Stroke Survivors In The U.S. Might Be Getting Less Healthy
A study suggests that stroke survivors are doing well at controlling their cholesterol and blood pressure than a generation ago, but a mounting number presently has poor exercise and eating habits that bear a risk of repeat strokes. To reduce the risk of one more stroke, the AHA (American Heart Association) suggests seven important things such as getting regular exercise, not smoking, keeping cholesterol, blood pressure, and blood sugar in check, maintaining a healthy weight, and consuming a diet rich in fruits, vegetables, whole grains, and lean protein with limited fats and sweets.

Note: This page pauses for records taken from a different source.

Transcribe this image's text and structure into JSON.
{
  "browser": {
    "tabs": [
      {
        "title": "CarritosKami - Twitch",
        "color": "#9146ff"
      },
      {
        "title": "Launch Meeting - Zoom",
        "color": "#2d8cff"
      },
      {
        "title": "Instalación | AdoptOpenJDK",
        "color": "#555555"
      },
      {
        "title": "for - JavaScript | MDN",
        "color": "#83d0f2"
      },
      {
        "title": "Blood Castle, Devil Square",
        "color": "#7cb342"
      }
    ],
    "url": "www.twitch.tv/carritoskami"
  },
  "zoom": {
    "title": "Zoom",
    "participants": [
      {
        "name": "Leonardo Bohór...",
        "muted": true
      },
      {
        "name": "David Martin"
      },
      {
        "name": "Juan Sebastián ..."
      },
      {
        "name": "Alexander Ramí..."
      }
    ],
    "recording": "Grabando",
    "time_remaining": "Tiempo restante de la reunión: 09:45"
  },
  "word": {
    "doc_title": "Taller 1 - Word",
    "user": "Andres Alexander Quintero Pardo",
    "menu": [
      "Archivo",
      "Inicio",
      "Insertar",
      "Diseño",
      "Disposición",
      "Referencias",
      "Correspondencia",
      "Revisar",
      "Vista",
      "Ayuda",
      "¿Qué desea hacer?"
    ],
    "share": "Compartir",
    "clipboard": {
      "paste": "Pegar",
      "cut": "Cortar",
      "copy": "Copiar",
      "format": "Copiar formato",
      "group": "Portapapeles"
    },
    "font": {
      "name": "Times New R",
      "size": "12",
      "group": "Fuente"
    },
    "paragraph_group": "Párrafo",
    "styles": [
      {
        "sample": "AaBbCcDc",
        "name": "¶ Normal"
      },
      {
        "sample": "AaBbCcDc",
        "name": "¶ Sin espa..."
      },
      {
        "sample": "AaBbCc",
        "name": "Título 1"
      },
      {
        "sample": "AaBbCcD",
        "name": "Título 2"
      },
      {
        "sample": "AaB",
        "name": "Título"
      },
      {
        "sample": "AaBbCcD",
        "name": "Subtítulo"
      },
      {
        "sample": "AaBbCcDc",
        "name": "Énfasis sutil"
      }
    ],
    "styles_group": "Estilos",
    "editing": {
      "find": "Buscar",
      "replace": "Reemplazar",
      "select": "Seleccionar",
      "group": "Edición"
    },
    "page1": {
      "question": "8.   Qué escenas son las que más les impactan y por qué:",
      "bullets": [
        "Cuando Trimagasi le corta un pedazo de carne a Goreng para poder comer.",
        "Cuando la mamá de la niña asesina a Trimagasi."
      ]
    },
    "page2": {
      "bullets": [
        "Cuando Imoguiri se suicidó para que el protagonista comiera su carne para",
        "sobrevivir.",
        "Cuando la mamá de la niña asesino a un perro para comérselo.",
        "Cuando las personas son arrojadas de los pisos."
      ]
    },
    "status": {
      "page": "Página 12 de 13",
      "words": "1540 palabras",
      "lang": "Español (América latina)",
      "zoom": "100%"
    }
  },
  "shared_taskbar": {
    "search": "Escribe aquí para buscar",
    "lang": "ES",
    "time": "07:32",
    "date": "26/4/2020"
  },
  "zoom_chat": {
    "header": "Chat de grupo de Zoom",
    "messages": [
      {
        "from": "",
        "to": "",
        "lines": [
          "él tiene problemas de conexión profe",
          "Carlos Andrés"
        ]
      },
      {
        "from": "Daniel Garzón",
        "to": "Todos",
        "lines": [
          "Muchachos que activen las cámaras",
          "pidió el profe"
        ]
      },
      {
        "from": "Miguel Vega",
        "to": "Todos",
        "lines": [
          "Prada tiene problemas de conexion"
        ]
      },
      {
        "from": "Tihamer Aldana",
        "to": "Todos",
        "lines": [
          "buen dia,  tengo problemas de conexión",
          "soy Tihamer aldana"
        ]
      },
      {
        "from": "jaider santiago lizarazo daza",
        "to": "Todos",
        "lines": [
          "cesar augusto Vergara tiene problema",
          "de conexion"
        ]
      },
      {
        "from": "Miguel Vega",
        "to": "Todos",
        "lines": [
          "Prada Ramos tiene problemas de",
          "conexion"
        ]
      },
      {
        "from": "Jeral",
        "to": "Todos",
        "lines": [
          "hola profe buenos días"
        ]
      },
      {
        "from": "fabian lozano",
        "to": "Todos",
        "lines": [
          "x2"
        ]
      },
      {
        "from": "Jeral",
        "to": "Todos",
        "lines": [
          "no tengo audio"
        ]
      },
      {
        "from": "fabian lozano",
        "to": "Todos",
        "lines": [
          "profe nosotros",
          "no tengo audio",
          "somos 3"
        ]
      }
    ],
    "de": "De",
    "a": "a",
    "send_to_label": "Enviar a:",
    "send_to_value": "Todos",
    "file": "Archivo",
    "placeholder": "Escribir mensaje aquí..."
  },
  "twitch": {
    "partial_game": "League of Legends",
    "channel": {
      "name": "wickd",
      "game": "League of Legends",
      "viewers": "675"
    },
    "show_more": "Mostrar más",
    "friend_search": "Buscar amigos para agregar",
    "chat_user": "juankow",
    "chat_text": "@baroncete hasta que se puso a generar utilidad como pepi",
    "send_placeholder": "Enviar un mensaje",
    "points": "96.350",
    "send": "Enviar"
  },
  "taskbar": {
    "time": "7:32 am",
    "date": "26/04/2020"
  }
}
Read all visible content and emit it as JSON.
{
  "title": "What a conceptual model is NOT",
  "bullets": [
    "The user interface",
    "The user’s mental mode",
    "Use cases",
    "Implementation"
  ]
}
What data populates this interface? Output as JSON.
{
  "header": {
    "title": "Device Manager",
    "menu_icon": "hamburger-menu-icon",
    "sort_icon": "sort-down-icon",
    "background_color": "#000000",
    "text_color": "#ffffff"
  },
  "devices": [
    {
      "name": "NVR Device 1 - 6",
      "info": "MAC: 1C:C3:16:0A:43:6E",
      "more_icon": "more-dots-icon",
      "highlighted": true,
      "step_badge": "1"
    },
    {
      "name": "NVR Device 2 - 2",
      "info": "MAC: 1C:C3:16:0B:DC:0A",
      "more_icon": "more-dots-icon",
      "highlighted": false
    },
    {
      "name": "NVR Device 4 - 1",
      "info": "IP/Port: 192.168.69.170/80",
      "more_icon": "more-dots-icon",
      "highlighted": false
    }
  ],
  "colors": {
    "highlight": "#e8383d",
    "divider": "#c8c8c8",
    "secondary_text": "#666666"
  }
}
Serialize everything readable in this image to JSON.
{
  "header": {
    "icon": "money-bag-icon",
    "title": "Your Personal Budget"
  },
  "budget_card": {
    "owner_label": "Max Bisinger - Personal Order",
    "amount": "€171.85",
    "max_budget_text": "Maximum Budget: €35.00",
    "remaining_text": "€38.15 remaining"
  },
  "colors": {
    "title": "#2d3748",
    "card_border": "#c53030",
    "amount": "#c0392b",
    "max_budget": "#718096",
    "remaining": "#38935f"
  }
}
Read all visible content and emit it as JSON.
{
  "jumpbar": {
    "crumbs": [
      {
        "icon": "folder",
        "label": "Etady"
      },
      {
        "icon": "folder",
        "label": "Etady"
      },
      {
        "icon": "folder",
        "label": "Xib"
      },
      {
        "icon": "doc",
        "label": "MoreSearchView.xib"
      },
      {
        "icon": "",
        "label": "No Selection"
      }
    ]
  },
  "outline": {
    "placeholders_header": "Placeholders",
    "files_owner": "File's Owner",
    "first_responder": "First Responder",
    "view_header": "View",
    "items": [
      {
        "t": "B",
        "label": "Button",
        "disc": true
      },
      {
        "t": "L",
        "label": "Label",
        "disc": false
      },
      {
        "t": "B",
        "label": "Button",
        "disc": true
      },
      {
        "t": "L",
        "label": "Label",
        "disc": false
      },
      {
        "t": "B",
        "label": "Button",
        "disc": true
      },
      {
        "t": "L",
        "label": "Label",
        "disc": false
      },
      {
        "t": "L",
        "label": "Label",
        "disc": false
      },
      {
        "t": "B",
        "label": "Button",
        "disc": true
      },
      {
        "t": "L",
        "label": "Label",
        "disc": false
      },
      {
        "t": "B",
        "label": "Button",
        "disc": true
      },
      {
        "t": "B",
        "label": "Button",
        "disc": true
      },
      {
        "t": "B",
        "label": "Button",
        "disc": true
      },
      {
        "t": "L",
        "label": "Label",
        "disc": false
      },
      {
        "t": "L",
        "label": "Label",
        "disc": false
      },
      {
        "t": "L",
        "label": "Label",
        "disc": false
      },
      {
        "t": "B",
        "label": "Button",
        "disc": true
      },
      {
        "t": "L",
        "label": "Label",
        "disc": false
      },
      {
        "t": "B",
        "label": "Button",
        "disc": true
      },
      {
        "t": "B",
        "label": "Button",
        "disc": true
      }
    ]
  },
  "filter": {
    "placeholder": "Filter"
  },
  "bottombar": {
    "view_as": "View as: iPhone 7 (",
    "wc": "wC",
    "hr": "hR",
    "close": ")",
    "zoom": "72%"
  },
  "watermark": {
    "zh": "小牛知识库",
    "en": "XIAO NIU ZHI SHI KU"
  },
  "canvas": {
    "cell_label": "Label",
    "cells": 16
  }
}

For the research, scientists tracked 1,597 stroke survivors who partake in nationwide health polls from 1988–2014. During this time, the percentage of stroke survivors who accomplished not a single recommendation from mentioned above raised from 18% to 34%. Dr. Amytis Towfighi—Senior Study Author working at the USC Medical Center in California—stated that notably, we discovered that treatment of cholesterol, blood pressure, and blood sugar has advanced with time.” Towfighi further said, “Moreover, we also found that physical activity has decreased, obesity has increased, and diet has got poorer. These findings recommend that we are enhancing the controlling risk aspects that can be healed with medications, but we are not able to change lifestyle habits that are tougher to control as they involve behavioral changes.”
On a similar note, recently, the AHA stated that unstable personal income might be linked with a surged heart disease risk. A sudden and unpredictable decline in personal income in young adulthood is correlated with increased jeopardy of developing heart disease or dying from any cause, as per recent research in the AHA’s journal Circulation. In the U.S., the latest surge in income dissimilarity recommends that a larger percentage of the population faces economic difficulties and poverty. In addition, while most people go through some income change, income instability has been on the climb and has attained a record high level ever since 1980.